Nonetheless, the challengers secured a full victory from a very conservative trial judge, and an appeals court punted on the case, prompting a coalition of blue states and the U.S. House of Representatives to ask for the Supreme Court’s intervention.
The death of Justice Ruth Bader Ginsburg earlier this fall raised fresh concerns that the Supreme Court could adopt Texas’ extreme arguments, as none of President Trump’s appointees have ever weighed in on an Obamacare case and Justices Samuel Alito and Clarence Thomas voted against the law in the two previous challenges.
But on Tuesday Kavanaugh repeatedly expressed his doubts that a ruling striking the mandate would mean that the whole law must be dismantled, as most of the red states and the Justice Department were claiming.
Addressing Texas Solicitor General Kyle Hawkins, Kavanaugh said that looking at the Court’s precedents on severability, it seems “fairly clear” that the mandate could be struck down while the other ACA provisions are left untouched. He asked Hawkins how the challengers get around those precedents, which Kavanaugh said seemed “on point” in this case.
Living up to expectations, Roberts too appeared unlikely to go along with the Republicans’ arguments.
Addressing Hawkins, Roberts said that “I thnk it’s hard for you to argue that Congress intended the entire act to fall if the mandate was struck down, when the same Congress that lowered the penalty to zero did not even try to repeal the rest of the act
“I think frankly that they wanted the court to do that, but that’s not our job,” Roberts said.
He also zeroed in on the so-called standing arguments — i.e. the question of whether the challengers had shown types of harm from the ACA that would make it appropriate for the federal judiciary to intervene.
Roberts, addressing acting U.S. Solicitor Jeffrey Wall, who was backing the challengers, said that the theory that the Justice Department was putting forward on why the red states met that threshold “really expands standing dramatically.”
Kavanaugh and Roberts were not the only sources of headwinds for the challengers’ among the GOP appointees.
Justice Alito — who at one point suggested that some members in Congress may in fact have intended the whole law to be invalidated when they voted to zero out the mandate — nonetheless showed some doubts about Texas’ severability arguments.
“There was strong reason to believe that the individual mandate was like a part of an airplane that was essential to keep the plane flying, so that if that part was taken out, the plan would crash,” Alito said, referring to the arguments Obamacare’s defenders put forward in the 2012 Supreme Court case challenging the mandate. “But now, the part has been taken out and the plane has not crashed.”

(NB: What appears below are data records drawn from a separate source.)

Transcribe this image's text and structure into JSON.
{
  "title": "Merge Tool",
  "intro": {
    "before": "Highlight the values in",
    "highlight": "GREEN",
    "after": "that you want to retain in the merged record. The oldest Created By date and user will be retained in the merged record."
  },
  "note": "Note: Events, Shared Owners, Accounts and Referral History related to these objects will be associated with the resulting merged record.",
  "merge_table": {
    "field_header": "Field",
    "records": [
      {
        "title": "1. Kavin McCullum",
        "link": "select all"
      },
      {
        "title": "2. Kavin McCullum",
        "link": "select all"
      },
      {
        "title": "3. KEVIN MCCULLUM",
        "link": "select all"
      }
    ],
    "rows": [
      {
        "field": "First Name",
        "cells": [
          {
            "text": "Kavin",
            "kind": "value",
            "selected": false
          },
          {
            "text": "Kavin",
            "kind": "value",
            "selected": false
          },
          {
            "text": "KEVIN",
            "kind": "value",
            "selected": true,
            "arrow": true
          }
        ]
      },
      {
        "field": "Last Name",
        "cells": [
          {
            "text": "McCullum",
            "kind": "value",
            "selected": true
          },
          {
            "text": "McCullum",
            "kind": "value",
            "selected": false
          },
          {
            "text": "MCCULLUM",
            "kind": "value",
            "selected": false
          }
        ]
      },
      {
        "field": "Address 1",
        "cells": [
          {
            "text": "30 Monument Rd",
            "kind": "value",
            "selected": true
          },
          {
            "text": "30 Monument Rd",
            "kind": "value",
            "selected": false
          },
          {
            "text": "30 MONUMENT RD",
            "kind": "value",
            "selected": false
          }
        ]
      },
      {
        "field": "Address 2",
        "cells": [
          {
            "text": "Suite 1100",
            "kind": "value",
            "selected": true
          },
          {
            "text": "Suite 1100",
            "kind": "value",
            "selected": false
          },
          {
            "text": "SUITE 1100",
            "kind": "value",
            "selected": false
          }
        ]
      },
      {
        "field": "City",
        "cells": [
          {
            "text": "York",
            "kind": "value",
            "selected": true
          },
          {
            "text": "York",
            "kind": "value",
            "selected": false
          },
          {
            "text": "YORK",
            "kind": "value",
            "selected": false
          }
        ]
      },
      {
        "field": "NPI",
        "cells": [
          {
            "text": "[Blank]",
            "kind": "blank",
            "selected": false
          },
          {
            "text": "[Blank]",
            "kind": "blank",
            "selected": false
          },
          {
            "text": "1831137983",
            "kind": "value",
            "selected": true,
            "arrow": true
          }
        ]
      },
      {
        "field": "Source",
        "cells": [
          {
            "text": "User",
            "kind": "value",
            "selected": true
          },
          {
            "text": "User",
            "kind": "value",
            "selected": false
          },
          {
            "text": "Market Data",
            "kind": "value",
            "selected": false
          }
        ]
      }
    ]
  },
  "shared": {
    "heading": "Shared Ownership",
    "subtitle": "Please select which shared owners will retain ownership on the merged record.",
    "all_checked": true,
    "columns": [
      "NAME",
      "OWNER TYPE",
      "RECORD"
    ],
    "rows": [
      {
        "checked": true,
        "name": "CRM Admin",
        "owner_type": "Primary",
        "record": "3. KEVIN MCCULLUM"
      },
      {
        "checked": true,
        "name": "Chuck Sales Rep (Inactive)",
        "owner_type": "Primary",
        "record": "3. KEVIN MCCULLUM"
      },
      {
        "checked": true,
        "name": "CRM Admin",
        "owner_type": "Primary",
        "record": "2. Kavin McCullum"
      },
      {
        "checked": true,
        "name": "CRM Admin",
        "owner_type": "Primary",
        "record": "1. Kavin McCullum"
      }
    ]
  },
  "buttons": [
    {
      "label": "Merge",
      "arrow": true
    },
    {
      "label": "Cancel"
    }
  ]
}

He asked Texas how, then, the Court should explain why the whole law should go down with an invalidation of the individual mandate.